The Interplay Between Self-Construal, Social Support, and Psychological Adaptation of Indian Immigrants’ in Greece

Evangelia Kateri, Evangelos Karademas

Abstract


In the present study, the interplay between self-construal, social support and psychological adaptation of first generation Indian immigrants residing in Crete (N = 114) was examined. The first aim of the study was to analyze the association of self-construal with anxiety, depression, and self-esteem as indicators of psychological adaptation. It was hypothesized that Indian immigrants would maintain a more interdependent than independent self-construal and that Indians with high interdependent self-construal would receive more social support and have less adaptation problems compared to immigrants’ with a more independent self-construal. Furthermore, the second aim was to examine the relation of social support to self-construal, and psychological adaptation. It was hypothesized that interdependent self-construal would have positive effects on psychological adaptation through social support (mediation). A moderation effect was also hypothesized, in that social support was expected to act protectively for Indians with high interdependence, regarding psychological adaptation. The results verified some of the hypotheses but there were unexpected findings as well. Interdependence was not related to any indices of psychological adaptation, while a negative relationship was found between independent self-construal and self-esteem. Although, social support was not related either to self-construal or to adaptation, it acted as mediator in the relationship between interdependent self-construal and depression. Furthermore, a moderation effect was found on the relationship between independent self-construal and self-esteem.
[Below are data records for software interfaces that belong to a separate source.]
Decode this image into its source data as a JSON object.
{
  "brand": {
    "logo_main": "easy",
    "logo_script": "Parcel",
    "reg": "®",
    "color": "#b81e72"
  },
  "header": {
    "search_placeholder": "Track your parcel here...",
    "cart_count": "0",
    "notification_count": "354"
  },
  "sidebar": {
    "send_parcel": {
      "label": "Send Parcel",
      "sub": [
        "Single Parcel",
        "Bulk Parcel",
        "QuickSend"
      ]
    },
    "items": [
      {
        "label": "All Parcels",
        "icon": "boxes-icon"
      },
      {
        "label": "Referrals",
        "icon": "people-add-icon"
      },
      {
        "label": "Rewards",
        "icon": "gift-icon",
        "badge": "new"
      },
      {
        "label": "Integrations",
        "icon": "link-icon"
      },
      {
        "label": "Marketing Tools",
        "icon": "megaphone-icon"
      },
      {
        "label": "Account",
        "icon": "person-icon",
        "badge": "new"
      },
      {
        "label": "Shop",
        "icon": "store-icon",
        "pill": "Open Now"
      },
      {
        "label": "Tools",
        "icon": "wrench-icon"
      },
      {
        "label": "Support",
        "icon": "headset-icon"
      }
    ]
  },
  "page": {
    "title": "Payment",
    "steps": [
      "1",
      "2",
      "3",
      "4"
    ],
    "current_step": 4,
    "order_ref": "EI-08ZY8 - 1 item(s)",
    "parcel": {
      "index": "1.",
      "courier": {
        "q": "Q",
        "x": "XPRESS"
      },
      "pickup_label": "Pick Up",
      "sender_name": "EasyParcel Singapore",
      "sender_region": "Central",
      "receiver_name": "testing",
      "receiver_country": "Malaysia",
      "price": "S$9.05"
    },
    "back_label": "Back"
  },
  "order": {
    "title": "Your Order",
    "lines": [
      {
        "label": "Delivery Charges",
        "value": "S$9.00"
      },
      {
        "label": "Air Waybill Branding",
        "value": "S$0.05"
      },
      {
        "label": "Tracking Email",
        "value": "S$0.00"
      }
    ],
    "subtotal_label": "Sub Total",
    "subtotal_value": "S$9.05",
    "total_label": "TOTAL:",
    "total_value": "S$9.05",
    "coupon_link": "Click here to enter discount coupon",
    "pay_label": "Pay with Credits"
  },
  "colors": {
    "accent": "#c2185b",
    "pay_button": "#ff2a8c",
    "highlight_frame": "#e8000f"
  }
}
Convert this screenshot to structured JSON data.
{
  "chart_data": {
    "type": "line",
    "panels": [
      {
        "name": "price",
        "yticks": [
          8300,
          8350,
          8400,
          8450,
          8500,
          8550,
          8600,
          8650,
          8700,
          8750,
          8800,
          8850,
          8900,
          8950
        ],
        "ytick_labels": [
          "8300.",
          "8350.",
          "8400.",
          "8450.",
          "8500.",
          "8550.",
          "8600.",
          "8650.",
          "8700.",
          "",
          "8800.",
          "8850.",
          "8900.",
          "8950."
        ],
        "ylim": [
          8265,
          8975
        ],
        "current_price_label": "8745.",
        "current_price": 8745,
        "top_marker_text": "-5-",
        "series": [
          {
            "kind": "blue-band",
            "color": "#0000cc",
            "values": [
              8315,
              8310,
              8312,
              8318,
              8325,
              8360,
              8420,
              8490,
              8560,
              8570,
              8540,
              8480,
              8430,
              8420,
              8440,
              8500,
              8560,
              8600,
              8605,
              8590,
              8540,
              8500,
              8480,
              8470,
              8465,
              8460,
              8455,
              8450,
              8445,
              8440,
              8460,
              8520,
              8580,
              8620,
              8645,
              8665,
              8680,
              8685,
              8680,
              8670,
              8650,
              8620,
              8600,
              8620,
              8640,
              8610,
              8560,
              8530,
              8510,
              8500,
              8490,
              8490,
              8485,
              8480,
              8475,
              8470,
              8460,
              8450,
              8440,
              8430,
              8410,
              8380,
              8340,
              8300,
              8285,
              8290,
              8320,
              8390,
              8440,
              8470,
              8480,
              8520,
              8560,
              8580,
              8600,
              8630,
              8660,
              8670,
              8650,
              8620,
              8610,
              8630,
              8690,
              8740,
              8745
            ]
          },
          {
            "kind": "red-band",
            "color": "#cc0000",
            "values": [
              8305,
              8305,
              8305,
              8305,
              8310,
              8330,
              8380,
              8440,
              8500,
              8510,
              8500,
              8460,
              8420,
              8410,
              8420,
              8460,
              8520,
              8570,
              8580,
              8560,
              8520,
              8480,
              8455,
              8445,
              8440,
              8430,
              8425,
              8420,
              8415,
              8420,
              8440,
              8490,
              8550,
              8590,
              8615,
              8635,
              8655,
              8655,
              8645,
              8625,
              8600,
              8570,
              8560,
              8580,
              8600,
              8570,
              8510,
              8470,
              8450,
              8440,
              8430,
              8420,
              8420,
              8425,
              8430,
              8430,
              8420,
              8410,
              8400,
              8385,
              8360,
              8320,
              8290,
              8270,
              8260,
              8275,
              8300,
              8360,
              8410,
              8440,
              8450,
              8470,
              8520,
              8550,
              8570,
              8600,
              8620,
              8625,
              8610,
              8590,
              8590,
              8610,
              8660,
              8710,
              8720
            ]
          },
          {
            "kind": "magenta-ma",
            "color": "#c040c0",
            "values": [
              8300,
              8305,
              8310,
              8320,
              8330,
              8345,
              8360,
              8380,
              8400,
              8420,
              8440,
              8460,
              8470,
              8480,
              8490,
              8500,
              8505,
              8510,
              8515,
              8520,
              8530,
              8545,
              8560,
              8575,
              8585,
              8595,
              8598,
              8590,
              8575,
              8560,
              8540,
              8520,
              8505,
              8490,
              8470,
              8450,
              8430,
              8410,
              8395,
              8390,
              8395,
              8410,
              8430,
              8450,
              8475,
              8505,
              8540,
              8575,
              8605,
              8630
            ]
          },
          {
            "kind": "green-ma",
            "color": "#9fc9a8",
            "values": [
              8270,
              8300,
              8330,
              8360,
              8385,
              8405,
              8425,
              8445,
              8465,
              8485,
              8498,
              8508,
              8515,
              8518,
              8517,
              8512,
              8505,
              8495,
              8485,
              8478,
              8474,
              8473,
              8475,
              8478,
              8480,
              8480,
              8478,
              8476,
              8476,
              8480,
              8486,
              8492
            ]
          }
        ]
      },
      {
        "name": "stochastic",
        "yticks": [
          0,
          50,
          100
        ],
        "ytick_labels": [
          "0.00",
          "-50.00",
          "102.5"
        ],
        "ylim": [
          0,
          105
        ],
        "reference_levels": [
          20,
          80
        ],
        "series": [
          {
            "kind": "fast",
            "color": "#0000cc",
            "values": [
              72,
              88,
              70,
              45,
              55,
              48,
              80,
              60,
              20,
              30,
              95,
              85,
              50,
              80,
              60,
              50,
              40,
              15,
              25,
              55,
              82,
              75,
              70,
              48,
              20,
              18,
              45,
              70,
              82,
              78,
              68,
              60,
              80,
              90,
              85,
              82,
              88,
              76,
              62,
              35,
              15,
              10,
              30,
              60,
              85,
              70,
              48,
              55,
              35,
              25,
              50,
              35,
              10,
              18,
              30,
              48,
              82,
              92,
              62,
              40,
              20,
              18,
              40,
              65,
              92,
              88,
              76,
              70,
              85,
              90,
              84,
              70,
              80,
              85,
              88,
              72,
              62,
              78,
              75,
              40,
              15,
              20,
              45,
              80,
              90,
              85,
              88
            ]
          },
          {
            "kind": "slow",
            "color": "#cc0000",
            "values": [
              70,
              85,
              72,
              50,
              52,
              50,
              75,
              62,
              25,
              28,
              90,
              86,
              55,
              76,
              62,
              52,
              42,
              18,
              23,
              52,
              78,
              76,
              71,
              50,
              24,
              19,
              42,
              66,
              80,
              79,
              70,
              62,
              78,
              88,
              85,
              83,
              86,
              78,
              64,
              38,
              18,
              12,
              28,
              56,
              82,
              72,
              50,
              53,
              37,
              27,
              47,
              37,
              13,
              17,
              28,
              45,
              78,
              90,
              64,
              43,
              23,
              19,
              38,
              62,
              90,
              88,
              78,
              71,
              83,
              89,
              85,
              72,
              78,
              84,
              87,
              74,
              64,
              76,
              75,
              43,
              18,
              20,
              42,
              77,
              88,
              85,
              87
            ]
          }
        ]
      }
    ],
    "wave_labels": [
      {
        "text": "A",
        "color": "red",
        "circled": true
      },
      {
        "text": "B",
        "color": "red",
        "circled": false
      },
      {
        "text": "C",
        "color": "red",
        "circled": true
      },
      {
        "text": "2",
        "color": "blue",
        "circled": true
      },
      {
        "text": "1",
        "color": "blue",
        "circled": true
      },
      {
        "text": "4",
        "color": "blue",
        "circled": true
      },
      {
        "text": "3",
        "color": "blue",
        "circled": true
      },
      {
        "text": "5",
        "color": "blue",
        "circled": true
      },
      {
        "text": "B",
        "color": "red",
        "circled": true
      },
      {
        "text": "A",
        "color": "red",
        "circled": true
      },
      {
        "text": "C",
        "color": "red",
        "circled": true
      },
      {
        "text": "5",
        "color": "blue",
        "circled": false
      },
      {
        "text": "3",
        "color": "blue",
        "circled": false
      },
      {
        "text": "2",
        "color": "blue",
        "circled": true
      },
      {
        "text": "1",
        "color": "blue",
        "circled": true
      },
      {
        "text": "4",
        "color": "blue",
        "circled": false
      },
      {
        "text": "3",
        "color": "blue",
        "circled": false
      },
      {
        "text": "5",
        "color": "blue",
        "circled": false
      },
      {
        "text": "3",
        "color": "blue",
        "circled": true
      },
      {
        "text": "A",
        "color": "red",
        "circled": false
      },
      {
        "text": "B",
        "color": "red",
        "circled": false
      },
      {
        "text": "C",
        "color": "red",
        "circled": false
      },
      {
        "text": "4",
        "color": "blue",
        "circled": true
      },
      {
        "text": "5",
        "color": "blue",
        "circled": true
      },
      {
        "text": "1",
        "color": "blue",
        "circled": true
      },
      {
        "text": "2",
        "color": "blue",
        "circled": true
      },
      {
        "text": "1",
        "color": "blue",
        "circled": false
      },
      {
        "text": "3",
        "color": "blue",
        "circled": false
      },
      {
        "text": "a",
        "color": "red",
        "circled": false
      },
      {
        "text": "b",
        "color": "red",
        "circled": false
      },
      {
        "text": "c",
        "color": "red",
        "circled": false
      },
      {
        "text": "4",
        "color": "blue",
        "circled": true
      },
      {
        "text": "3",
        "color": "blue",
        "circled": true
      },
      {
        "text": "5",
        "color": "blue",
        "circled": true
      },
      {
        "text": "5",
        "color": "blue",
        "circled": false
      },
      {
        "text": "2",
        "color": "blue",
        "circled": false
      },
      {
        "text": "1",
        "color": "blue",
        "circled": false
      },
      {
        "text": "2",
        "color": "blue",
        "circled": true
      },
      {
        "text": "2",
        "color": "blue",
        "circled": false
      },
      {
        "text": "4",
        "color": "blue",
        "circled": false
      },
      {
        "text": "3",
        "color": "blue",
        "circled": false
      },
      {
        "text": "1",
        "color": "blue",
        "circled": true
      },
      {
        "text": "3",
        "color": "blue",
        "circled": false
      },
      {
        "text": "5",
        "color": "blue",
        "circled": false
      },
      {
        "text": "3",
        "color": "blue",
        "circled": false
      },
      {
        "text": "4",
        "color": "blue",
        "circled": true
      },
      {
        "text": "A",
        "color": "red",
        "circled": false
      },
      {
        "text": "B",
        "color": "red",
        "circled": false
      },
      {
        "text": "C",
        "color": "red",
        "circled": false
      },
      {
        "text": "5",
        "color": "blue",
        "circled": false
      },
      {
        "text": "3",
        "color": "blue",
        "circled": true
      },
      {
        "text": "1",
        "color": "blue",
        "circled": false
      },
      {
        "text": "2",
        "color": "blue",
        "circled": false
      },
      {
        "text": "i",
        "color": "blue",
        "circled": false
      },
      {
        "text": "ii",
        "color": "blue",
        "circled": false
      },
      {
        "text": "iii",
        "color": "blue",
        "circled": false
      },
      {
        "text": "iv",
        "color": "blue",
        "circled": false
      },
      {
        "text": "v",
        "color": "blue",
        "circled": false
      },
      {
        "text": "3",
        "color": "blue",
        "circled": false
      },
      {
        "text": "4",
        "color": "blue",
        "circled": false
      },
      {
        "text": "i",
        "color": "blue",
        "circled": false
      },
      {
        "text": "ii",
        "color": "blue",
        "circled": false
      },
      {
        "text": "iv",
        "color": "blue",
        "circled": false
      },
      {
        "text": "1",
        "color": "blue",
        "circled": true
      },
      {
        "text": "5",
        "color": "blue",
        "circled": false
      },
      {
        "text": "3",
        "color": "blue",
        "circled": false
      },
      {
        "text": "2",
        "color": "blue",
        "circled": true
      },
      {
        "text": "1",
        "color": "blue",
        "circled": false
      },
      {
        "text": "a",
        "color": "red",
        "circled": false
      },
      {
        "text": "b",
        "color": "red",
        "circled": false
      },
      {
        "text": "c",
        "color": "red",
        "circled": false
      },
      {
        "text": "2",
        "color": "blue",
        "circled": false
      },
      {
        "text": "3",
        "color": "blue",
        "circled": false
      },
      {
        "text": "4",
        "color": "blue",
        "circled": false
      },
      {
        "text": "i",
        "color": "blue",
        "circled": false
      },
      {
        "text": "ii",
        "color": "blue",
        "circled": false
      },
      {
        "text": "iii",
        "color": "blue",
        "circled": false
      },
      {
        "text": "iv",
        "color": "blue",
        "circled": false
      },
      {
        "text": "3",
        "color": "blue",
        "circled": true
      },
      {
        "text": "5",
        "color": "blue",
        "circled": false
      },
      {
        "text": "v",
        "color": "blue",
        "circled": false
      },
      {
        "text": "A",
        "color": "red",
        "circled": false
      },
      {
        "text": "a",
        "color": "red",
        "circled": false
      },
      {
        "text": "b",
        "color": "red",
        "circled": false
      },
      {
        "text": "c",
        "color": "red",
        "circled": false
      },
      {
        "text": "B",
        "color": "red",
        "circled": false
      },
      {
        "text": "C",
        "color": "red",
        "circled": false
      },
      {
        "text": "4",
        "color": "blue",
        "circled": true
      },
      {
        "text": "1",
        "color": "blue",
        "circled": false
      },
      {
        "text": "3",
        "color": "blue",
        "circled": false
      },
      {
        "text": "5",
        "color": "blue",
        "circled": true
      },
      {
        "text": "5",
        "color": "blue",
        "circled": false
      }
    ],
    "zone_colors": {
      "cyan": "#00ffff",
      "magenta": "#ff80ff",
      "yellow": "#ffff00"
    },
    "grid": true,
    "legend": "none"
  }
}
There are certain implications of these findings, regarding the impact of cultural values in counseling and the role of social support in immigrants’ psychological adaptation.


Keywords


self-construal; social support; Indian immigrants; psychological adaptation; counseling